>>

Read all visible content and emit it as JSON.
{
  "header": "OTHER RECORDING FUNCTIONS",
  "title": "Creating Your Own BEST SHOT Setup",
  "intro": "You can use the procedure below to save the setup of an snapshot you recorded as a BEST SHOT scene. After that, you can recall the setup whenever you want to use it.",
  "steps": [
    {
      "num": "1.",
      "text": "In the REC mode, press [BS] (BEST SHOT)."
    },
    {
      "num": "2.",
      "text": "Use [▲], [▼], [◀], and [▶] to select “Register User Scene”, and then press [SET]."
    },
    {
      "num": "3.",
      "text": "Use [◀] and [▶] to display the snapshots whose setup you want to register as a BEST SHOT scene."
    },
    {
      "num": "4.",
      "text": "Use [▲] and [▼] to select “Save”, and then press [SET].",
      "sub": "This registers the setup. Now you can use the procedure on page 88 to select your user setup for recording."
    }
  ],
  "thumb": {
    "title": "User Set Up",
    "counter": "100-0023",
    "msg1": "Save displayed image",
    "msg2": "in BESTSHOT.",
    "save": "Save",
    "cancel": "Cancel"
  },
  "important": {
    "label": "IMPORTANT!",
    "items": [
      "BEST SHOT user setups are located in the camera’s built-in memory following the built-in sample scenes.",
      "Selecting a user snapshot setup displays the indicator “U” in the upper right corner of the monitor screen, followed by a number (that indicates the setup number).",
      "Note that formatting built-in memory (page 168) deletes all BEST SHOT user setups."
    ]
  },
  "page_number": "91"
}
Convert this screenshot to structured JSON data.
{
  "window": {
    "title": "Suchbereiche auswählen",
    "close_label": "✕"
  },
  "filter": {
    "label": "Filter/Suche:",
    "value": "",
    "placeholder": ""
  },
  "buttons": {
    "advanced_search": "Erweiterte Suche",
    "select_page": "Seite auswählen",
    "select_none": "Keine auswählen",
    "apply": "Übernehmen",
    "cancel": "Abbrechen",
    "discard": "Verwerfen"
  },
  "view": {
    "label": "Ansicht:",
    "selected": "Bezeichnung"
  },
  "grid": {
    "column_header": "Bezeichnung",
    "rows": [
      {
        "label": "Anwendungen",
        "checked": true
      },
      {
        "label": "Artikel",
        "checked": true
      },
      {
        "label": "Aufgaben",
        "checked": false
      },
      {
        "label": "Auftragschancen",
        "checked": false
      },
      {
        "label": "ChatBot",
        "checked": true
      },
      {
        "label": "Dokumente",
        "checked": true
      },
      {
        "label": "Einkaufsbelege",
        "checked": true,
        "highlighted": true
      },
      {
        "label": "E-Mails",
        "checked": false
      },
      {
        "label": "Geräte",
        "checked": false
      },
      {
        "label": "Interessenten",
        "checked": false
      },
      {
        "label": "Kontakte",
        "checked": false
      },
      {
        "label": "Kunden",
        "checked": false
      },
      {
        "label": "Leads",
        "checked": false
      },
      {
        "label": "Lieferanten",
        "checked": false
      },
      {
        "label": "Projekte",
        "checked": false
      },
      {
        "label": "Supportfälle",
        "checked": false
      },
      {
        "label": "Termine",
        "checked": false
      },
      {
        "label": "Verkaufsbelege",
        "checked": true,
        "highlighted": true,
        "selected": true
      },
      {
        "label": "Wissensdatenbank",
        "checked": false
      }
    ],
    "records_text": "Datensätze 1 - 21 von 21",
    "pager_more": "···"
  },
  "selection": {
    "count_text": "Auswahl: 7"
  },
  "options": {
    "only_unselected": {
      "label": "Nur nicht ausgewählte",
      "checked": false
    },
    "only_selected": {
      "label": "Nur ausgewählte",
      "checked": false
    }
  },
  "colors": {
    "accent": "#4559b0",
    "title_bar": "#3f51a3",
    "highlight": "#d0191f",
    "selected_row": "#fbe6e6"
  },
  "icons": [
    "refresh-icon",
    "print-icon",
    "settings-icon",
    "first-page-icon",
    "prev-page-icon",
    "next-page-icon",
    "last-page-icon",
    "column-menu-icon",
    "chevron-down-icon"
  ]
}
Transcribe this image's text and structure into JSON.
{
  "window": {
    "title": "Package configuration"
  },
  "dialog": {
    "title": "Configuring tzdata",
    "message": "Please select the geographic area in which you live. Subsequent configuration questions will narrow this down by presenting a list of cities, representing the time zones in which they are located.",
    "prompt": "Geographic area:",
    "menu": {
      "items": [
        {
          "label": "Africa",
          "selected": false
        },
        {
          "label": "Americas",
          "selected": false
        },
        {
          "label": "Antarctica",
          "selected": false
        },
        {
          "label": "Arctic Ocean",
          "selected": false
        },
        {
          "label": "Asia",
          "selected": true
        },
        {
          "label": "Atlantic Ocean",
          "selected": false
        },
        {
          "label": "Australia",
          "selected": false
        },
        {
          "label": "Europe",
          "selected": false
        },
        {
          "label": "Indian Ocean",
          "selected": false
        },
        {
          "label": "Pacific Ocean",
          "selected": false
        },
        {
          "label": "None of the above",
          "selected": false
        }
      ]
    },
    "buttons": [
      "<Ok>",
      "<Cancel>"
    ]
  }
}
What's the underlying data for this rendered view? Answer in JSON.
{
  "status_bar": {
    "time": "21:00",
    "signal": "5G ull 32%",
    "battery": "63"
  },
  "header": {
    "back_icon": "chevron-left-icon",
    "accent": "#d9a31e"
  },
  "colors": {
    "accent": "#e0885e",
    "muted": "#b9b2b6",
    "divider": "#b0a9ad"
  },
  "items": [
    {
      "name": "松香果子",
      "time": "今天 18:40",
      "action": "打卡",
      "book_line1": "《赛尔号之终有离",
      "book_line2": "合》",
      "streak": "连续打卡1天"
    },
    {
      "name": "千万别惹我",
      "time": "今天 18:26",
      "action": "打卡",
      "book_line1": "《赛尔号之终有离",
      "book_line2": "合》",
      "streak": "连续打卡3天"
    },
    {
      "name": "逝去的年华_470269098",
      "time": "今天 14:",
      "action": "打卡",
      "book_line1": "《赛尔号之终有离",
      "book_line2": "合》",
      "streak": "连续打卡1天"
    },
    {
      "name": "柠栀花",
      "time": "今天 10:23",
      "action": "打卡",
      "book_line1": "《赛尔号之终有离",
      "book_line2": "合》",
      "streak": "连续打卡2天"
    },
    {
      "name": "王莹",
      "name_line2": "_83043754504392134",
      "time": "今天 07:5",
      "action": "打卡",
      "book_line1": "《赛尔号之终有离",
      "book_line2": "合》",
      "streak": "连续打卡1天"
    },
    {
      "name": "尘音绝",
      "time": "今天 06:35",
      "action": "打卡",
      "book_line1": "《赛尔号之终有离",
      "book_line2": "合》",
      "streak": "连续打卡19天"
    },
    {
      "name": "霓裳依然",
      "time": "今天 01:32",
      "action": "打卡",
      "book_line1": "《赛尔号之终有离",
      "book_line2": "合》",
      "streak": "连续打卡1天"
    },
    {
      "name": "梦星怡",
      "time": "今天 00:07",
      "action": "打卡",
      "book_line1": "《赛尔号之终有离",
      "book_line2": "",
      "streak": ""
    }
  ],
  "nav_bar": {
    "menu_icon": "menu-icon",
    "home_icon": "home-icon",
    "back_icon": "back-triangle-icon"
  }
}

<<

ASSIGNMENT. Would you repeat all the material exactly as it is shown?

REPLY TO THE TASK.
Read all visible content and emit it as JSON.
{
  "header": "OTHER RECORDING FUNCTIONS",
  "title": "Creating Your Own BEST SHOT Setup",
  "intro": "You can use the procedure below to save the setup of an snapshot you recorded as a BEST SHOT scene. After that, you can recall the setup whenever you want to use it.",
  "steps": [
    {
      "num": "1.",
      "text": "In the REC mode, press [BS] (BEST SHOT)."
    },
    {
      "num": "2.",
      "text": "Use [▲], [▼], [◀], and [▶] to select “Register User Scene”, and then press [SET]."
    },
    {
      "num": "3.",
      "text": "Use [◀] and [▶] to display the snapshots whose setup you want to register as a BEST SHOT scene."
    },
    {
      "num": "4.",
      "text": "Use [▲] and [▼] to select “Save”, and then press [SET].",
      "sub": "This registers the setup. Now you can use the procedure on page 88 to select your user setup for recording."
    }
  ],
  "thumb": {
    "title": "User Set Up",
    "counter": "100-0023",
    "msg1": "Save displayed image",
    "msg2": "in BESTSHOT.",
    "save": "Save",
    "cancel": "Cancel"
  },
  "important": {
    "label": "IMPORTANT!",
    "items": [
      "BEST SHOT user setups are located in the camera’s built-in memory following the built-in sample scenes.",
      "Selecting a user snapshot setup displays the indicator “U” in the upper right corner of the monitor screen, followed by a number (that indicates the setup number).",
      "Note that formatting built-in memory (page 168) deletes all BEST SHOT user setups."
    ]
  },
  "page_number": "91"
}
Convert this screenshot to structured JSON data.
{
  "window": {
    "title": "Suchbereiche auswählen",
    "close_label": "✕"
  },
  "filter": {
    "label": "Filter/Suche:",
    "value": "",
    "placeholder": ""
  },
  "buttons": {
    "advanced_search": "Erweiterte Suche",
    "select_page": "Seite auswählen",
    "select_none": "Keine auswählen",
    "apply": "Übernehmen",
    "cancel": "Abbrechen",
    "discard": "Verwerfen"
  },
  "view": {
    "label": "Ansicht:",
    "selected": "Bezeichnung"
  },
  "grid": {
    "column_header": "Bezeichnung",
    "rows": [
      {
        "label": "Anwendungen",
        "checked": true
      },
      {
        "label": "Artikel",
        "checked": true
      },
      {
        "label": "Aufgaben",
        "checked": false
      },
      {
        "label": "Auftragschancen",
        "checked": false
      },
      {
        "label": "ChatBot",
        "checked": true
      },
      {
        "label": "Dokumente",
        "checked": true
      },
      {
        "label": "Einkaufsbelege",
        "checked": true,
        "highlighted": true
      },
      {
        "label": "E-Mails",
        "checked": false
      },
      {
        "label": "Geräte",
        "checked": false
      },
      {
        "label": "Interessenten",
        "checked": false
      },
      {
        "label": "Kontakte",
        "checked": false
      },
      {
        "label": "Kunden",
        "checked": false
      },
      {
        "label": "Leads",
        "checked": false
      },
      {
        "label": "Lieferanten",
        "checked": false
      },
      {
        "label": "Projekte",
        "checked": false
      },
      {
        "label": "Supportfälle",
        "checked": false
      },
      {
        "label": "Termine",
        "checked": false
      },
      {
        "label": "Verkaufsbelege",
        "checked": true,
        "highlighted": true,
        "selected": true
      },
      {
        "label": "Wissensdatenbank",
        "checked": false
      }
    ],
    "records_text": "Datensätze 1 - 21 von 21",
    "pager_more": "···"
  },
  "selection": {
    "count_text": "Auswahl: 7"
  },
  "options": {
    "only_unselected": {
      "label": "Nur nicht ausgewählte",
      "checked": false
    },
    "only_selected": {
      "label": "Nur ausgewählte",
      "checked": false
    }
  },
  "colors": {
    "accent": "#4559b0",
    "title_bar": "#3f51a3",
    "highlight": "#d0191f",
    "selected_row": "#fbe6e6"
  },
  "icons": [
    "refresh-icon",
    "print-icon",
    "settings-icon",
    "first-page-icon",
    "prev-page-icon",
    "next-page-icon",
    "last-page-icon",
    "column-menu-icon",
    "chevron-down-icon"
  ]
}
Transcribe this image's text and structure into JSON.
{
  "window": {
    "title": "Package configuration"
  },
  "dialog": {
    "title": "Configuring tzdata",
    "message": "Please select the geographic area in which you live. Subsequent configuration questions will narrow this down by presenting a list of cities, representing the time zones in which they are located.",
    "prompt": "Geographic area:",
    "menu": {
      "items": [
        {
          "label": "Africa",
          "selected": false
        },
        {
          "label": "Americas",
          "selected": false
        },
        {
          "label": "Antarctica",
          "selected": false
        },
        {
          "label": "Arctic Ocean",
          "selected": false
        },
        {
          "label": "Asia",
          "selected": true
        },
        {
          "label": "Atlantic Ocean",
          "selected": false
        },
        {
          "label": "Australia",
          "selected": false
        },
        {
          "label": "Europe",
          "selected": false
        },
        {
          "label": "Indian Ocean",
          "selected": false
        },
        {
          "label": "Pacific Ocean",
          "selected": false
        },
        {
          "label": "None of the above",
          "selected": false
        }
      ]
    },
    "buttons": [
      "<Ok>",
      "<Cancel>"
    ]
  }
}
What's the underlying data for this rendered view? Answer in JSON.
{
  "status_bar": {
    "time": "21:00",
    "signal": "5G ull 32%",
    "battery": "63"
  },
  "header": {
    "back_icon": "chevron-left-icon",
    "accent": "#d9a31e"
  },
  "colors": {
    "accent": "#e0885e",
    "muted": "#b9b2b6",
    "divider": "#b0a9ad"
  },
  "items": [
    {
      "name": "松香果子",
      "time": "今天 18:40",
      "action": "打卡",
      "book_line1": "《赛尔号之终有离",
      "book_line2": "合》",
      "streak": "连续打卡1天"
    },
    {
      "name": "千万别惹我",
      "time": "今天 18:26",
      "action": "打卡",
      "book_line1": "《赛尔号之终有离",
      "book_line2": "合》",
      "streak": "连续打卡3天"
    },
    {
      "name": "逝去的年华_470269098",
      "time": "今天 14:",
      "action": "打卡",
      "book_line1": "《赛尔号之终有离",
      "book_line2": "合》",
      "streak": "连续打卡1天"
    },
    {
      "name": "柠栀花",
      "time": "今天 10:23",
      "action": "打卡",
      "book_line1": "《赛尔号之终有离",
      "book_line2": "合》",
      "streak": "连续打卡2天"
    },
    {
      "name": "王莹",
      "name_line2": "_83043754504392134",
      "time": "今天 07:5",
      "action": "打卡",
      "book_line1": "《赛尔号之终有离",
      "book_line2": "合》",
      "streak": "连续打卡1天"
    },
    {
      "name": "尘音绝",
      "time": "今天 06:35",
      "action": "打卡",
      "book_line1": "《赛尔号之终有离",
      "book_line2": "合》",
      "streak": "连续打卡19天"
    },
    {
      "name": "霓裳依然",
      "time": "今天 01:32",
      "action": "打卡",
      "book_line1": "《赛尔号之终有离",
      "book_line2": "合》",
      "streak": "连续打卡1天"
    },
    {
      "name": "梦星怡",
      "time": "今天 00:07",
      "action": "打卡",
      "book_line1": "《赛尔号之终有离",
      "book_line2": "",
      "streak": ""
    }
  ],
  "nav_bar": {
    "menu_icon": "menu-icon",
    "home_icon": "home-icon",
    "back_icon": "back-triangle-icon"
  }
}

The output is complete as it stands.